By Michael Drakich
Sleinad walked from stall to stall doling out the morning portions of oats and grains. “A useless bunch of nags you are! Eating and eating and bringing me what, nothing! I have half a mind to sell the lot of ya to the tanner.”
“Is anyone here?”
Sleinad turned to look out the stable door. A group of men were congregated in his yard. “Ah, customers, and early ones at that! I smell a profit to be made, and perhaps a mouth or two less to feed.”
Exiting the barn, Sleinad walked to join the group. “Good morning, gentlemen. So nice to see you, and so early! What might I help you with today? A horse? A wagon? Or a combination? You’ll find no better deal than here at Sleinad’s Wheel.”
A burly man sporting a whip tied to his belt stopped scanning the yard to face him. “I’m looking for a horse.”
“Horses I have, some of the finest animals around, and at a price you’ll find quite reasonable.”
The man brushed by Sleinad to enter the barn. “Just show me what you got.”
The man looked into each stall and moved on, commenting as he went. “No…nope…not him…no…no…nope…wait! This is the one!” Continue reading
By Michael Drakich
Dyoran could feel the harsh edges of the pebbles and stones strewn across the road through the worn soles of his sandals, each step pounding down hard on those lowly objects as he ran. The dampness he felt between his toes was not one of perspiration, but a painful result of determination.
I will not be caught again!
The breaths were coming ragged now, his lungs laboring against his young chest. With his small bundle of stolen foods under his left arm, the other continued to work through the motions of thrusting forward with the matching cadence of his left leg in an effort to maximize his speed.
How long have I been running? It seems like forever, but only now does the sun dip below the horizon. It was well past mid-afternoon when I hit the slave master with my shovel. It cannot be more than three or four leagues. They will be after me with horses by now. I must find somewhere to hide and catch my breath.
The ancient stone marker by the roadside loomed ahead. Rising some ten or more hands above him, the olden carved-in runes were barely visible in the twilight. He reached for the monolith using the last of his strength, as if finishing a race, and collapsed against the weather worn granite in submission to the toll upon his body.
Night descended as he lay crumpled against the stone. Finding no strength left to stand, he crawled around to the backside of the marker in an attempt to hide from view of the road. With night would come the colder weather. Dyoran huddled close to the stone in an effort to avoid the chill wind scouring the countryside. Many avoided the roadside monoliths as they were believed to be cursed. Some thought they were alive with evil spirits. Unlike normal rock, these were warm to the touch, but the chilling thing, when in contact; a dark sound filled the mind, like some demon chanting to steal one’s soul. Continue reading

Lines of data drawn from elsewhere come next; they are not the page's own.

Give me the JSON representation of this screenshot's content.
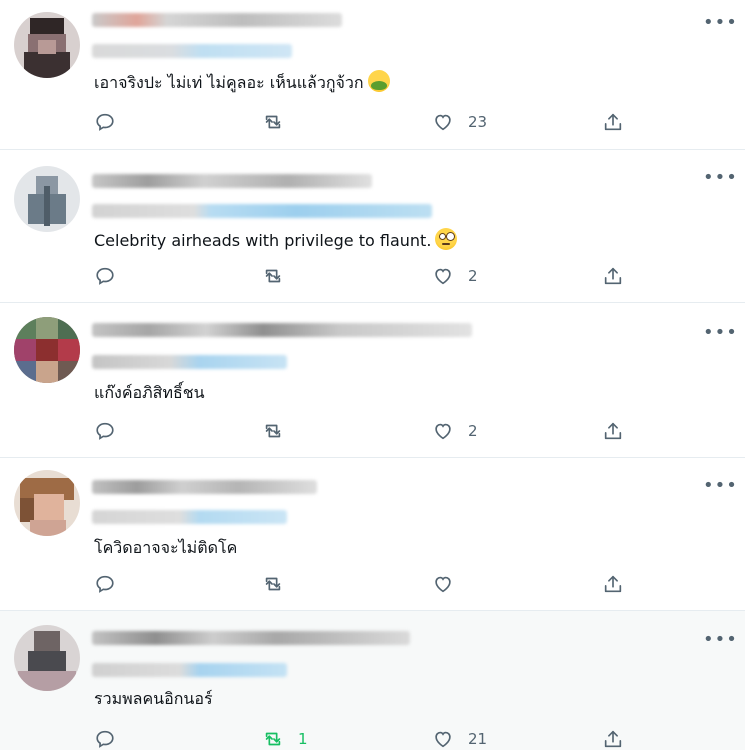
{
  "tweets": [
    {
      "text": "เอาจริงปะ ไม่เท่ ไม่คูลอะ เห็นแล้วกูจ้วก",
      "emoji": "nauseated-face",
      "reply_count": "",
      "retweet_count": "",
      "like_count": "23",
      "retweet_active": false
    },
    {
      "text": "Celebrity airheads with privilege to flaunt.",
      "emoji": "eye-roll-face",
      "reply_count": "",
      "retweet_count": "",
      "like_count": "2",
      "retweet_active": false
    },
    {
      "text": "แก๊งค์อภิสิทธิ์ชน",
      "emoji": "",
      "reply_count": "",
      "retweet_count": "",
      "like_count": "2",
      "retweet_active": false
    },
    {
      "text": "โควิดอาจจะไม่ติดโค",
      "emoji": "",
      "reply_count": "",
      "retweet_count": "",
      "like_count": "",
      "retweet_active": false
    },
    {
      "text": "รวมพลคนอิกนอร์",
      "emoji": "",
      "reply_count": "",
      "retweet_count": "1",
      "like_count": "21",
      "retweet_active": true
    }
  ],
  "icons": {
    "more": "more-horizontal-icon",
    "reply": "reply-icon",
    "retweet": "retweet-icon",
    "like": "heart-icon",
    "share": "share-icon"
  },
  "colors": {
    "text": "#0f1419",
    "muted": "#536471",
    "divider": "#e6ecf0",
    "retweet_active": "#17bf63",
    "highlight_bg": "#f7f9f9"
  }
}
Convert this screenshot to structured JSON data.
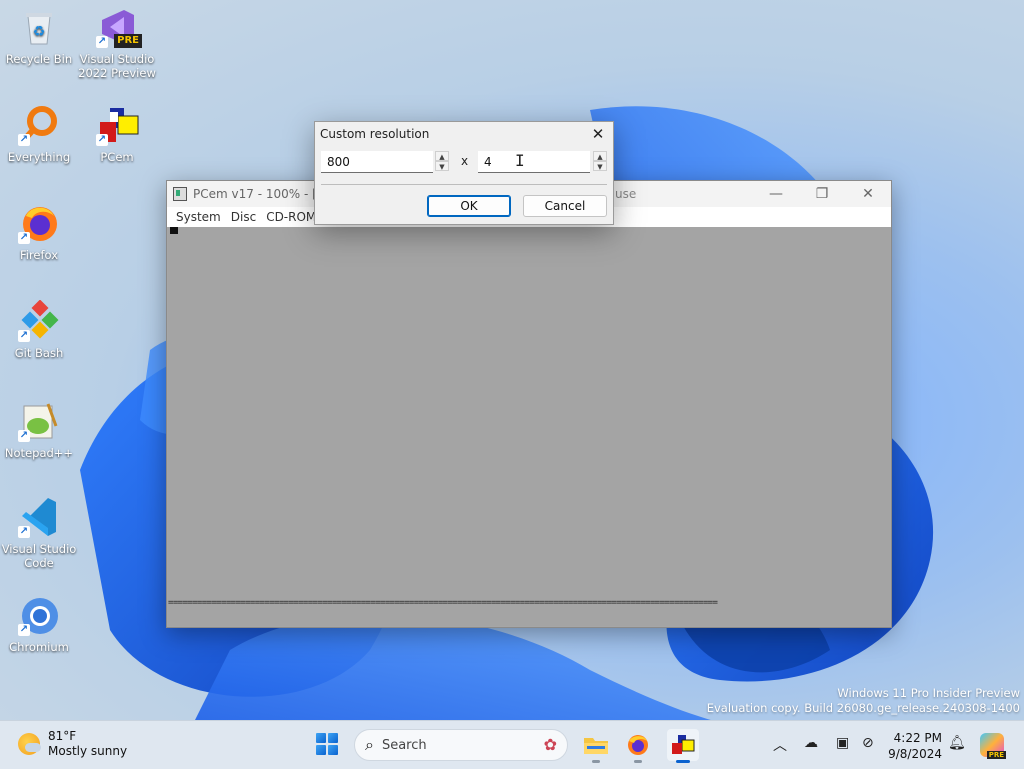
{
  "desktop": {
    "icons": [
      {
        "label": "Recycle Bin"
      },
      {
        "label": "Visual Studio 2022 Preview",
        "badge": "PRE"
      },
      {
        "label": "Everything"
      },
      {
        "label": "PCem"
      },
      {
        "label": "Firefox"
      },
      {
        "label": "Git Bash"
      },
      {
        "label": "Notepad++"
      },
      {
        "label": "Visual Studio Code"
      },
      {
        "label": "Chromium"
      }
    ]
  },
  "pcem_window": {
    "title": "PCem v17 - 100% - [38",
    "title_tail": "use",
    "menu": [
      "System",
      "Disc",
      "CD-ROM"
    ],
    "screen_line": "=================================================================================================================="
  },
  "dialog": {
    "title": "Custom resolution",
    "width_value": "800",
    "separator": "x",
    "height_value": "4",
    "ok_label": "OK",
    "cancel_label": "Cancel"
  },
  "watermark": {
    "line1": "Windows 11 Pro Insider Preview",
    "line2": "Evaluation copy. Build 26080.ge_release.240308-1400"
  },
  "taskbar": {
    "weather_temp": "81°F",
    "weather_desc": "Mostly sunny",
    "search_placeholder": "Search",
    "time": "4:22 PM",
    "date": "9/8/2024"
  }
}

By Michael Drakich
William Lassell, as always, was watching. Whatever would occur would happen, soon.
Bartholomew could see the faint light. He knew he was close. He needed to intensify his digging. The cold felt so intense. He didn’t know if his strength would last. And damn it! Why was it so cold?
“Bartholomew Higginbottom, you are a fool.”
Bartholomew pondered the remark from his close friend. Was he merely being exaggerative in playful banter or was he serious? “Winston, my friend, suffice it to say, I have never been clearer in thought.”
“Nevertheless, you risk much in this venture of yours. Yes, I know you are the great adventurer. You have traveled the world, taken all the dares, and conquered all the challenges. But this time you go too far.”
He knew that. But when he discovered a great open space lay beneath the ice field, the trailblazer in him had to see. A miner had run bore tests on the glacier to see what lay beneath and, lo and behold, discovered there was…nothing! “Winston, you are not the risk taker I am, that is for sure. But you cannot deny the proof a vast, unexplored area lies beneath the ice. The reports state the miner bored no less than twenty holes over a large area and came up with the same result every time.”
“Yes, you have shown me that report many times. What more have you to prove though? You have braved all the dangers this world has to offer, from jungles to volcanoes, explored the deepest waters and captured the wildest of creatures. You have become…extraordinary. Yours is a household name. Bartholomew Higginbottom, the intrepid explorer, that’s what they call you.” Continue reading